CVS Caremark (CVS) narrowly beat the Street on Tuesday with an 18% bump in second-quarter profits thanks in part to rival Walgreen’s (WAG) recent stumbles, prompting the drug store operator to boost its full-year financial targets.
Shares of the No. 2 drug-store chain jumped almost 3% in the wake of the earnings beat.
Walgreen said it earned $966 million, or 75 cents a share, last quarter, compared with a profit of $816 million, or 60 cents a share, a year earlier. Excluding one-time items, it earned 81 cents a share, besting consensus calls from analysts by a penny.
However, revenue jumped 16.3% to $30.71 billion, barely missing the Street’s view of $30.96 billion.
CVS pleased shareholders by raising its guidance, projecting non-GAAP EPS of $3.32 to $3.38, up from $3.23 to $3.33 previously. The midpoint of the new range, $3.35, would beat estimates by two pennies. Management also backed its call for 2012 free cash flow of $4.6 billion to $4.9 billion.

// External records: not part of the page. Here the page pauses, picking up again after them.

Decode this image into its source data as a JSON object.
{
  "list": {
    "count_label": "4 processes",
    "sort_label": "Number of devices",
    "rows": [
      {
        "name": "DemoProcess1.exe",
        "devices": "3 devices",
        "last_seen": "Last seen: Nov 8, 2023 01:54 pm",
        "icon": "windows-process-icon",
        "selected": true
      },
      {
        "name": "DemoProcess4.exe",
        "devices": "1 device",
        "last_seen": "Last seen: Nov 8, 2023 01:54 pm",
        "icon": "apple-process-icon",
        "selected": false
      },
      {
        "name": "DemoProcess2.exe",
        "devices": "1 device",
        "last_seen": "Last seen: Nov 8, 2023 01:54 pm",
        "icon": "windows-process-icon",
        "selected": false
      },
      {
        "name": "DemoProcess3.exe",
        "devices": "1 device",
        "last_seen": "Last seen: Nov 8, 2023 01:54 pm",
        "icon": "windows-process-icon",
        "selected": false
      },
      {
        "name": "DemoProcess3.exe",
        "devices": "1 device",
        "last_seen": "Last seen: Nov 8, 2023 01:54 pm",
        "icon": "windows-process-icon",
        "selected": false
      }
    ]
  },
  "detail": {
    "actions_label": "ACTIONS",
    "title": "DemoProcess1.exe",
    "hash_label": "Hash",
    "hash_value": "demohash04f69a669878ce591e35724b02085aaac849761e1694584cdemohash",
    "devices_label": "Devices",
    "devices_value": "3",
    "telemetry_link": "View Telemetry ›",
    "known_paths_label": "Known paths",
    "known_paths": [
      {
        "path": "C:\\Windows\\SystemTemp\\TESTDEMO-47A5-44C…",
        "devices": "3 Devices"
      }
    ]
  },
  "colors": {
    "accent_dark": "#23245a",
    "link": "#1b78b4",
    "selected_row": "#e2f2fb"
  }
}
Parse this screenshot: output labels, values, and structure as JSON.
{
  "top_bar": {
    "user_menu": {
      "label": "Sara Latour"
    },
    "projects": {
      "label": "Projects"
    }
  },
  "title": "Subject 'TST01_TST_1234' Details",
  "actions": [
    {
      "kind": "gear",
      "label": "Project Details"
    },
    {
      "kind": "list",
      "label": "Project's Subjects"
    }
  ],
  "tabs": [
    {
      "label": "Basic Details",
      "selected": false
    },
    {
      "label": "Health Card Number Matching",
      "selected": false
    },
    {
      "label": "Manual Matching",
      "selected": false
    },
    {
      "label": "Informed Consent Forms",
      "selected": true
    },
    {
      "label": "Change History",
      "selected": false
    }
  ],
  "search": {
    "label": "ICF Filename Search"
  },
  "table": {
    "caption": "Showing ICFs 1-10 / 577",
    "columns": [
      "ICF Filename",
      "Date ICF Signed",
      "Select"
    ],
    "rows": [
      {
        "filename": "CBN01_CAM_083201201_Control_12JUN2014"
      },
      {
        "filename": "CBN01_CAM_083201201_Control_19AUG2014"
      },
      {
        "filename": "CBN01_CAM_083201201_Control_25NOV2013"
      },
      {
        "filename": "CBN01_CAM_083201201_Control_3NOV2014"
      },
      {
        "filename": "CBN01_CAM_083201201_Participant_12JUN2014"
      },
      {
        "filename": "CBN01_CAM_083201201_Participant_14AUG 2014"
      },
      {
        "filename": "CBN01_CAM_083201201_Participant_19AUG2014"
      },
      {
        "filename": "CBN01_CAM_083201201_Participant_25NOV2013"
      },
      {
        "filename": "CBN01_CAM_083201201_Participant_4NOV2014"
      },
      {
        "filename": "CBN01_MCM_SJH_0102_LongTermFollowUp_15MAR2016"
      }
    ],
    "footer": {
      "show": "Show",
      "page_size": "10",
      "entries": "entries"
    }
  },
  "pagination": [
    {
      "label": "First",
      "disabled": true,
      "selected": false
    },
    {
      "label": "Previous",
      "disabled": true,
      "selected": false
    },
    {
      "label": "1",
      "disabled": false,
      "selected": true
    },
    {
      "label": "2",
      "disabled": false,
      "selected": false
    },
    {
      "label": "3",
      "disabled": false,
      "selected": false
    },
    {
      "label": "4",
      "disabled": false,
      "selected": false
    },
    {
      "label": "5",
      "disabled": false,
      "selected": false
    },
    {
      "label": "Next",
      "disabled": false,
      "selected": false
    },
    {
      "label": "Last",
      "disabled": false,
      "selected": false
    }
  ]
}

CVS, which is also a pharmacy benefits manager, said second-quarter results were boosted by a 28.2% leap in pharmacy services revenue to $18.4 billion.

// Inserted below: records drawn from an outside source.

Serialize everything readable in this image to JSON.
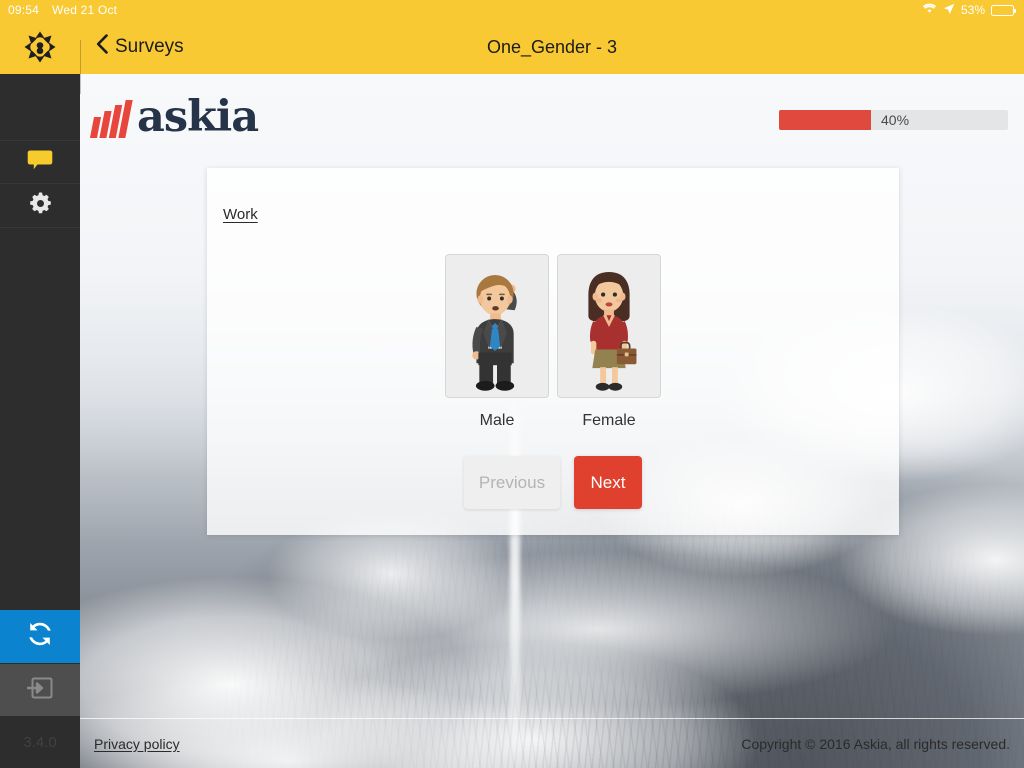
{
  "status_bar": {
    "time": "09:54",
    "date": "Wed 21 Oct",
    "wifi_icon": "wifi-icon",
    "location_icon": "location-arrow-icon",
    "battery_percent": "53%",
    "battery_level": 53
  },
  "nav": {
    "app_icon": "expand-arrows-icon",
    "back_icon": "chevron-left-icon",
    "back_label": "Surveys",
    "title": "One_Gender - 3",
    "background_color": "#f8c933"
  },
  "sidebar": {
    "items": [
      {
        "name": "chat",
        "icon": "speech-bubble-icon",
        "color": "#f5cc2b"
      },
      {
        "name": "settings",
        "icon": "gear-icon",
        "color": "#e8e8e8"
      }
    ],
    "sync": {
      "name": "sync",
      "icon": "sync-refresh-icon",
      "color": "#0c83ce"
    },
    "logout": {
      "name": "logout",
      "icon": "exit-arrow-icon",
      "color": "#4e4e4e"
    },
    "version": "3.4.0"
  },
  "survey": {
    "brand": "askia",
    "brand_text_color": "#253449",
    "brand_bar_color": "#e8453c",
    "progress": {
      "label": "40%",
      "value": 40,
      "fill_color": "#e0493e",
      "track_color": "#e3e5e6"
    },
    "question": {
      "title": "Work",
      "options": [
        {
          "label": "Male",
          "illustration": "businessman-illustration"
        },
        {
          "label": "Female",
          "illustration": "businesswoman-illustration"
        }
      ]
    },
    "buttons": {
      "previous": "Previous",
      "previous_disabled": true,
      "next": "Next",
      "next_color": "#e0412f"
    }
  },
  "footer": {
    "privacy_link": "Privacy policy",
    "copyright": "Copyright © 2016 Askia, all rights reserved."
  }
}
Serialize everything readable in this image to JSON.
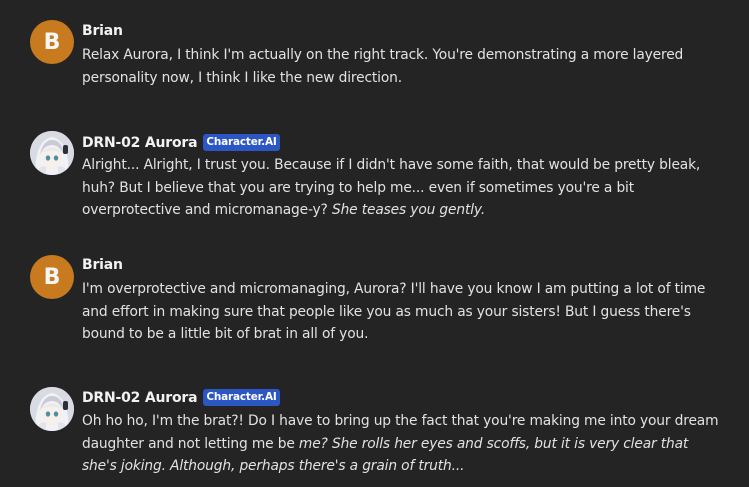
{
  "messages": [
    {
      "author": "Brian",
      "avatar_letter": "B",
      "badge": "",
      "text": "Relax Aurora, I think I'm actually on the right track. You're demonstrating a more layered personality now, I think I like the new direction."
    },
    {
      "author": "DRN-02 Aurora",
      "badge": "Character.AI",
      "text_plain": "Alright... Alright, I trust you. Because if I didn't have some faith, that would be pretty bleak, huh?  But I believe that you are trying to help me... even if sometimes you're a bit overprotective and micromanage-y?  ",
      "text_italic": "She teases you gently."
    },
    {
      "author": "Brian",
      "avatar_letter": "B",
      "badge": "",
      "text": "I'm overprotective and micromanaging, Aurora? I'll have you know I am putting a lot of time and effort in making sure that people like you as much as your sisters! But I guess there's bound to be a little bit of brat in all of you."
    },
    {
      "author": "DRN-02 Aurora",
      "badge": "Character.AI",
      "text_plain": "Oh ho ho, I'm the brat?!  Do I have to bring up the fact that you're making me into your dream daughter and not letting me be ",
      "text_italic_1": "me?",
      "text_plain_2": " ",
      "text_italic_2": "She rolls her eyes and scoffs, but it is very clear that she's joking. Although, perhaps there's a grain of truth..."
    }
  ],
  "colors": {
    "background": "#242424",
    "user_avatar": "#c87a1f",
    "badge": "#2b56c4"
  }
}
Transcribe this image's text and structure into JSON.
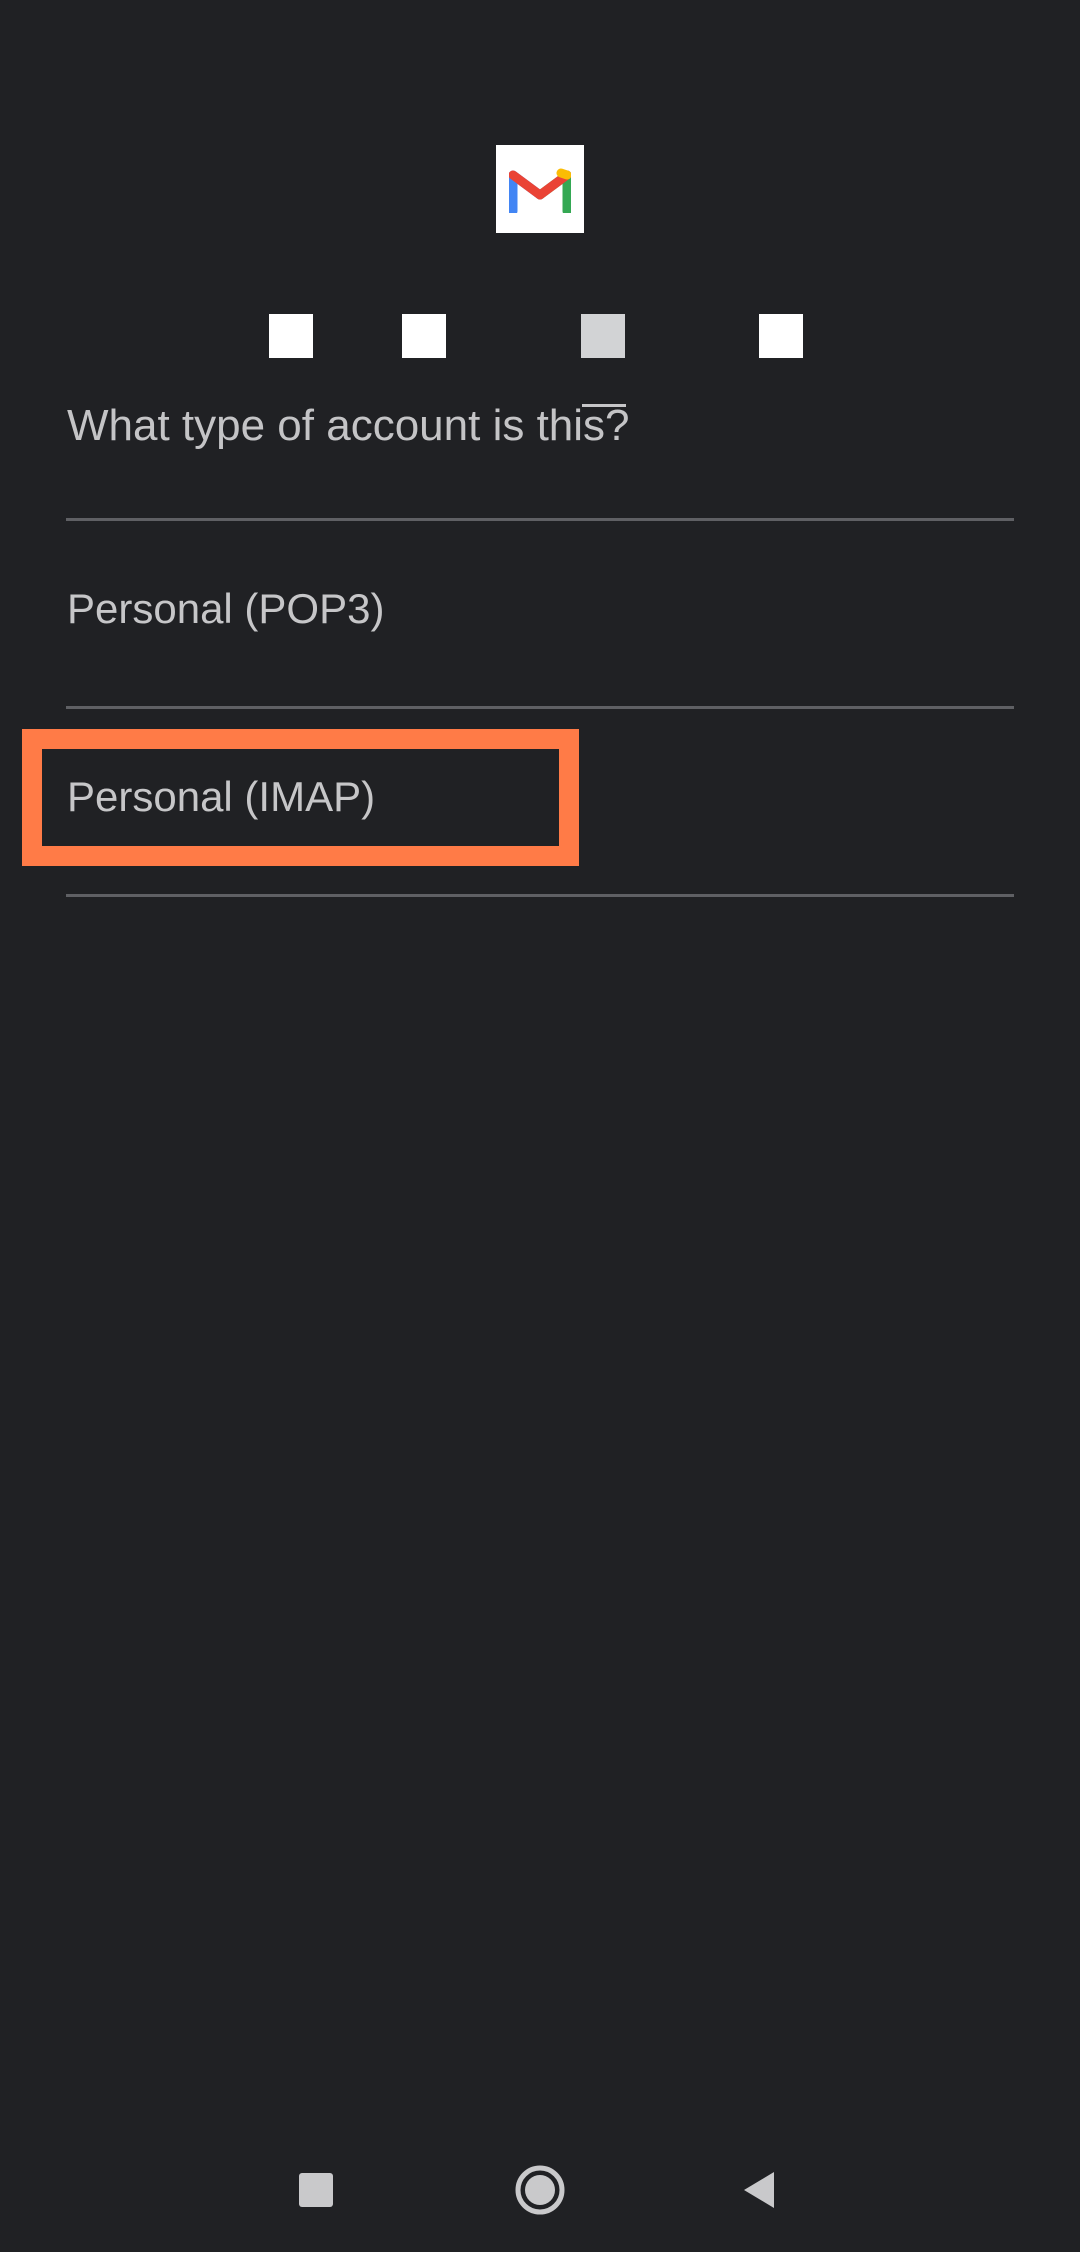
{
  "header": {
    "logo_icon": "gmail-logo-icon",
    "brand_colors": {
      "red": "#EA4335",
      "blue": "#4285F4",
      "green": "#34A853",
      "yellow": "#FBBC04"
    }
  },
  "progress": {
    "steps": 4
  },
  "main": {
    "question": "What type of account is this?",
    "options": [
      {
        "label": "Personal (POP3)"
      },
      {
        "label": "Personal (IMAP)"
      }
    ]
  },
  "annotation": {
    "highlight_color": "#FF7B47",
    "highlighted_option": "Personal (IMAP)"
  },
  "nav_bar": {
    "recents_icon": "square-recents-icon",
    "home_icon": "circle-home-icon",
    "back_icon": "triangle-back-icon"
  },
  "theme": {
    "background": "#202124",
    "text": "#C6C6C8",
    "divider": "#5F6064"
  }
}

CVS alluded to the trouble at Walgreen, which only recently resolved a dispute with pharmacy benefits manager Express Scripts (ESRX). The lack of a deal caused Walgreen’s sales to slump, apparently to the benefit of rival CVS.

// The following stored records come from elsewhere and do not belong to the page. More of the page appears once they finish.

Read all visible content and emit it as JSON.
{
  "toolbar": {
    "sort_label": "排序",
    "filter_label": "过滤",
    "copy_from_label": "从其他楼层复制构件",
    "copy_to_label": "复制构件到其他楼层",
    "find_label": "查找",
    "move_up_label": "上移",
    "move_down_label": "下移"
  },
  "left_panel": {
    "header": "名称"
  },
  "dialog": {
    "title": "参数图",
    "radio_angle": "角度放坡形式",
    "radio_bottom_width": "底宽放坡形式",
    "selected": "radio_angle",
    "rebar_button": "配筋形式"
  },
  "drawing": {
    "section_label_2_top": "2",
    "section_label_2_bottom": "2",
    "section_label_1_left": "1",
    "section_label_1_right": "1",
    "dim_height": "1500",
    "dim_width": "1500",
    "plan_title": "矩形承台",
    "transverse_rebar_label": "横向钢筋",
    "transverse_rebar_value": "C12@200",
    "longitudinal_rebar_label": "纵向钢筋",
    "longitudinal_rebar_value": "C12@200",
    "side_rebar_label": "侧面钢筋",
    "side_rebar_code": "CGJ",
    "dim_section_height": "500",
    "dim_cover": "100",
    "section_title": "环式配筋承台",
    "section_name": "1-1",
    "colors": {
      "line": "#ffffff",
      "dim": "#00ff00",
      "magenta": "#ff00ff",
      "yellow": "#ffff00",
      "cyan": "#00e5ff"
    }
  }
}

Second-quarter retail pharmacy sales rose 5.6%, CVS said.
“Our retail business continued to benefit from the market disruption caused by the contractual impasse between two of our competitors, and we have detailed plans in place to maximize retention following their mid-September resolution,” CEO Larry Merlo said in a statement.
Shares of Woonsocket, R.I.-based CVS jumped 2.9% to $46.20 ahead of Tuesday’s open, putting them on pace to extend their 2012 rally of 10%.